What you are asked to do | Where a picture occurs in the data, omit it, and copy all remaining data exactly.
***
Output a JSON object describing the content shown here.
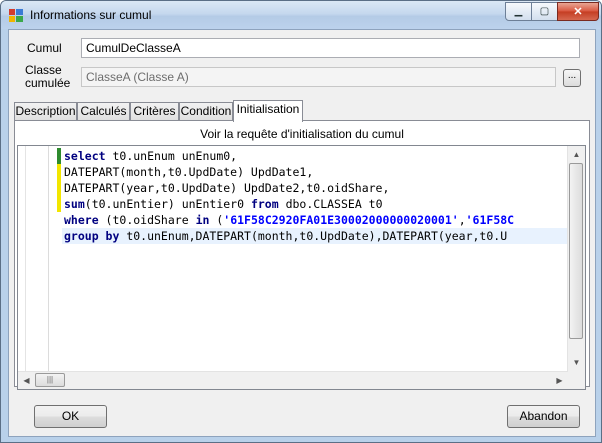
{
  "window": {
    "title": "Informations sur cumul",
    "controls": {
      "minimize": "▁",
      "maximize": "▢",
      "close": "✕"
    }
  },
  "form": {
    "cumul_label": "Cumul",
    "cumul_value": "CumulDeClasseA",
    "classe_label_line1": "Classe",
    "classe_label_line2": "cumulée",
    "classe_value": "ClasseA (Classe A)",
    "browse_label": "..."
  },
  "tabs": [
    {
      "label": "Description"
    },
    {
      "label": "Calculés"
    },
    {
      "label": "Critères"
    },
    {
      "label": "Condition"
    },
    {
      "label": "Initialisation",
      "active": true
    }
  ],
  "panel": {
    "title": "Voir la requête d'initialisation du cumul"
  },
  "sql_lines": [
    [
      {
        "t": "select",
        "k": "kw"
      },
      {
        "t": " t0.unEnum unEnum0,"
      }
    ],
    [
      {
        "t": "DATEPART(month,t0.UpdDate) UpdDate1,"
      }
    ],
    [
      {
        "t": "DATEPART(year,t0.UpdDate) UpdDate2,t0.oidShare,"
      }
    ],
    [
      {
        "t": "sum",
        "k": "kw"
      },
      {
        "t": "(t0.unEntier) unEntier0 "
      },
      {
        "t": "from",
        "k": "kw"
      },
      {
        "t": " dbo.CLASSEA t0"
      }
    ],
    [
      {
        "t": "where",
        "k": "kw"
      },
      {
        "t": " (t0.oidShare "
      },
      {
        "t": "in",
        "k": "kw"
      },
      {
        "t": " ("
      },
      {
        "t": "'61F58C2920FA01E30002000000020001'",
        "k": "str"
      },
      {
        "t": ","
      },
      {
        "t": "'61F58C",
        "k": "str"
      }
    ],
    [
      {
        "t": "group by",
        "k": "kw"
      },
      {
        "t": " t0.unEnum,DATEPART(month,t0.UpdDate),DATEPART(year,t0.U"
      }
    ]
  ],
  "line_markers": [
    "#2e8b2e",
    "#f2e600",
    "#f2e600",
    "#f2e600",
    "",
    ""
  ],
  "buttons": {
    "ok": "OK",
    "cancel": "Abandon"
  },
  "colors": {
    "keyword": "#000080",
    "string": "#0000ff",
    "marker_saved": "#2e8b2e",
    "marker_changed": "#f2e600"
  }
}
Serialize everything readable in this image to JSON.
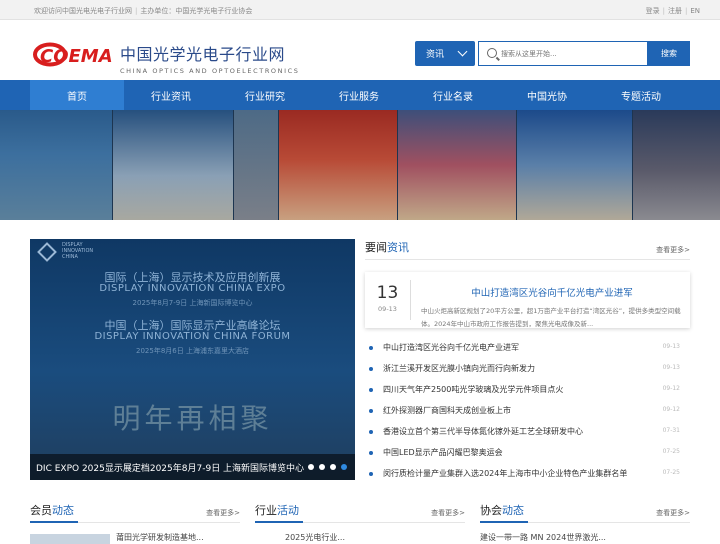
{
  "topbar": {
    "welcome": "欢迎访问中国光电光电子行业网",
    "host": "主办单位：中国光学光电子行业协会",
    "login": "登录",
    "register": "注册",
    "lang": "EN"
  },
  "brand": {
    "logo_text": "COEMA",
    "cn_name": "中国光学光电子行业网",
    "en_name": "CHINA OPTICS AND OPTOELECTRONICS"
  },
  "search": {
    "type_label": "资讯",
    "placeholder": "搜索从这里开始...",
    "button": "搜索"
  },
  "nav": [
    "首页",
    "行业资讯",
    "行业研究",
    "行业服务",
    "行业名录",
    "中国光协",
    "专题活动"
  ],
  "colors": {
    "brand_blue": "#1f64b4",
    "nav_active": "#2f7ed2",
    "logo_red": "#d81e1e"
  },
  "slider": {
    "logo_line1": "DISPLAY",
    "logo_line2": "INNOVATION",
    "logo_line3": "CHINA",
    "expo_cn": "国际（上海）显示技术及应用创新展",
    "expo_en": "DISPLAY INNOVATION CHINA EXPO",
    "expo_date": "2025年8月7-9日  上海新国际博览中心",
    "forum_cn": "中国（上海）国际显示产业高峰论坛",
    "forum_en": "DISPLAY INNOVATION CHINA FORUM",
    "forum_date": "2025年8月6日  上海浦东嘉里大酒店",
    "calligraphy": "明年再相聚",
    "caption": "DIC EXPO 2025显示展定档2025年8月7-9日 上海新国际博览中心"
  },
  "news": {
    "title_a": "要闻",
    "title_b": "资讯",
    "more": "查看更多>",
    "feature": {
      "day": "13",
      "ym": "09-13",
      "title": "中山打造湾区光谷向千亿光电产业进军",
      "summary": "中山火炬高新区规划了20平方公里，超1万亩产业平台打造“湾区光谷”，提供多类型空间载体。2024年中山市政府工作报告提到，聚焦光电成像及新..."
    },
    "items": [
      {
        "title": "中山打造湾区光谷向千亿光电产业进军",
        "date": "09-13"
      },
      {
        "title": "浙江兰溪开发区光膜小镇向光而行向新发力",
        "date": "09-13"
      },
      {
        "title": "四川天气年产2500吨光学玻璃及光学元件项目点火",
        "date": "09-12"
      },
      {
        "title": "红外探测器厂商国科天成创业板上市",
        "date": "09-12"
      },
      {
        "title": "香港设立首个第三代半导体氮化镓外延工艺全球研发中心",
        "date": "07-31"
      },
      {
        "title": "中国LED显示产品闪耀巴黎奥运会",
        "date": "07-25"
      },
      {
        "title": "闵行质检计量产业集群入选2024年上海市中小企业特色产业集群名单",
        "date": "07-25"
      }
    ]
  },
  "sections": [
    {
      "a": "会员",
      "b": "动态",
      "more": "查看更多>",
      "peek": "莆田光学研发制造基地..."
    },
    {
      "a": "行业",
      "b": "活动",
      "more": "查看更多>",
      "peek": "2025光电行业..."
    },
    {
      "a": "协会",
      "b": "动态",
      "more": "查看更多>",
      "peek": "建设一带一路 MN 2024世界激光..."
    }
  ]
}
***
Written answer |
Output a JSON object describing the content shown here.
{
  "window": {
    "title": "Informations sur cumul",
    "controls": {
      "minimize": "▁",
      "maximize": "▢",
      "close": "✕"
    }
  },
  "form": {
    "cumul_label": "Cumul",
    "cumul_value": "CumulDeClasseA",
    "classe_label_line1": "Classe",
    "classe_label_line2": "cumulée",
    "classe_value": "ClasseA (Classe A)",
    "browse_label": "..."
  },
  "tabs": [
    {
      "label": "Description"
    },
    {
      "label": "Calculés"
    },
    {
      "label": "Critères"
    },
    {
      "label": "Condition"
    },
    {
      "label": "Initialisation",
      "active": true
    }
  ],
  "panel": {
    "title": "Voir la requête d'initialisation du cumul"
  },
  "sql_lines": [
    [
      {
        "t": "select",
        "k": "kw"
      },
      {
        "t": " t0.unEnum unEnum0,"
      }
    ],
    [
      {
        "t": "DATEPART(month,t0.UpdDate) UpdDate1,"
      }
    ],
    [
      {
        "t": "DATEPART(year,t0.UpdDate) UpdDate2,t0.oidShare,"
      }
    ],
    [
      {
        "t": "sum",
        "k": "kw"
      },
      {
        "t": "(t0.unEntier) unEntier0 "
      },
      {
        "t": "from",
        "k": "kw"
      },
      {
        "t": " dbo.CLASSEA t0"
      }
    ],
    [
      {
        "t": "where",
        "k": "kw"
      },
      {
        "t": " (t0.oidShare "
      },
      {
        "t": "in",
        "k": "kw"
      },
      {
        "t": " ("
      },
      {
        "t": "'61F58C2920FA01E30002000000020001'",
        "k": "str"
      },
      {
        "t": ","
      },
      {
        "t": "'61F58C",
        "k": "str"
      }
    ],
    [
      {
        "t": "group by",
        "k": "kw"
      },
      {
        "t": " t0.unEnum,DATEPART(month,t0.UpdDate),DATEPART(year,t0.U"
      }
    ]
  ],
  "line_markers": [
    "#2e8b2e",
    "#f2e600",
    "#f2e600",
    "#f2e600",
    "",
    ""
  ],
  "buttons": {
    "ok": "OK",
    "cancel": "Abandon"
  },
  "colors": {
    "keyword": "#000080",
    "string": "#0000ff",
    "marker_saved": "#2e8b2e",
    "marker_changed": "#f2e600"
  }
}
Serialize everything readable in this image to JSON.
{
  "topbar": {
    "welcome": "欢迎访问中国光电光电子行业网",
    "host": "主办单位：中国光学光电子行业协会",
    "login": "登录",
    "register": "注册",
    "lang": "EN"
  },
  "brand": {
    "logo_text": "COEMA",
    "cn_name": "中国光学光电子行业网",
    "en_name": "CHINA OPTICS AND OPTOELECTRONICS"
  },
  "search": {
    "type_label": "资讯",
    "placeholder": "搜索从这里开始...",
    "button": "搜索"
  },
  "nav": [
    "首页",
    "行业资讯",
    "行业研究",
    "行业服务",
    "行业名录",
    "中国光协",
    "专题活动"
  ],
  "colors": {
    "brand_blue": "#1f64b4",
    "nav_active": "#2f7ed2",
    "logo_red": "#d81e1e"
  },
  "slider": {
    "logo_line1": "DISPLAY",
    "logo_line2": "INNOVATION",
    "logo_line3": "CHINA",
    "expo_cn": "国际（上海）显示技术及应用创新展",
    "expo_en": "DISPLAY INNOVATION CHINA EXPO",
    "expo_date": "2025年8月7-9日  上海新国际博览中心",
    "forum_cn": "中国（上海）国际显示产业高峰论坛",
    "forum_en": "DISPLAY INNOVATION CHINA FORUM",
    "forum_date": "2025年8月6日  上海浦东嘉里大酒店",
    "calligraphy": "明年再相聚",
    "caption": "DIC EXPO 2025显示展定档2025年8月7-9日 上海新国际博览中心"
  },
  "news": {
    "title_a": "要闻",
    "title_b": "资讯",
    "more": "查看更多>",
    "feature": {
      "day": "13",
      "ym": "09-13",
      "title": "中山打造湾区光谷向千亿光电产业进军",
      "summary": "中山火炬高新区规划了20平方公里，超1万亩产业平台打造“湾区光谷”，提供多类型空间载体。2024年中山市政府工作报告提到，聚焦光电成像及新..."
    },
    "items": [
      {
        "title": "中山打造湾区光谷向千亿光电产业进军",
        "date": "09-13"
      },
      {
        "title": "浙江兰溪开发区光膜小镇向光而行向新发力",
        "date": "09-13"
      },
      {
        "title": "四川天气年产2500吨光学玻璃及光学元件项目点火",
        "date": "09-12"
      },
      {
        "title": "红外探测器厂商国科天成创业板上市",
        "date": "09-12"
      },
      {
        "title": "香港设立首个第三代半导体氮化镓外延工艺全球研发中心",
        "date": "07-31"
      },
      {
        "title": "中国LED显示产品闪耀巴黎奥运会",
        "date": "07-25"
      },
      {
        "title": "闵行质检计量产业集群入选2024年上海市中小企业特色产业集群名单",
        "date": "07-25"
      }
    ]
  },
  "sections": [
    {
      "a": "会员",
      "b": "动态",
      "more": "查看更多>",
      "peek": "莆田光学研发制造基地..."
    },
    {
      "a": "行业",
      "b": "活动",
      "more": "查看更多>",
      "peek": "2025光电行业..."
    },
    {
      "a": "协会",
      "b": "动态",
      "more": "查看更多>",
      "peek": "建设一带一路 MN 2024世界激光..."
    }
  ]
}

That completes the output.